**EXERCISE BRIEF:**
Below are records; how many of their lines hold the string "JavaScript"? Reply with nothing but the number.

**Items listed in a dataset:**
•••
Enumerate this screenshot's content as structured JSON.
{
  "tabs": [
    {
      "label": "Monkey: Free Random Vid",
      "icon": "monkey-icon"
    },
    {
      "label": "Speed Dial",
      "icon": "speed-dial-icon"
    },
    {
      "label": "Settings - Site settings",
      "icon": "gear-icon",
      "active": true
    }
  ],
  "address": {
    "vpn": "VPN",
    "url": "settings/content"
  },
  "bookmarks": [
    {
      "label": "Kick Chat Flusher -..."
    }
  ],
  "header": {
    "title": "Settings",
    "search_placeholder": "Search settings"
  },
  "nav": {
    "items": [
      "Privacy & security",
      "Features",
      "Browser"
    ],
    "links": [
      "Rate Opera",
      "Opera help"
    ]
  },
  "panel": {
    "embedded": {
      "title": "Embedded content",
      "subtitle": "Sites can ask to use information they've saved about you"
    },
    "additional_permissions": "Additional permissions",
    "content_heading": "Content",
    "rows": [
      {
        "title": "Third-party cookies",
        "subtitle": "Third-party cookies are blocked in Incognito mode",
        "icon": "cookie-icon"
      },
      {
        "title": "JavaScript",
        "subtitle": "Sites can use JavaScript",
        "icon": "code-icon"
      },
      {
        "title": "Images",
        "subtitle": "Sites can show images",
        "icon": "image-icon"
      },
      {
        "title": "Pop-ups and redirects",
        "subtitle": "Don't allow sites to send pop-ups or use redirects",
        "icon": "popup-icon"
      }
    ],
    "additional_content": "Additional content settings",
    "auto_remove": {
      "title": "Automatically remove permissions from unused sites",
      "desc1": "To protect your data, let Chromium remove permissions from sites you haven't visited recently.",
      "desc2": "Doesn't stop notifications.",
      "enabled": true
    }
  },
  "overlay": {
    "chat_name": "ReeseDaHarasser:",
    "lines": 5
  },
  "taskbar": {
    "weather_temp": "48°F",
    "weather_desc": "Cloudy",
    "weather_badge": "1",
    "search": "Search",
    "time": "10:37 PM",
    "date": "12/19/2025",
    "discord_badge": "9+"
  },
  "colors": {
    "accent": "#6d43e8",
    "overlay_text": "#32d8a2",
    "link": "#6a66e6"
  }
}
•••
**EXPECTED ANSWER:**
2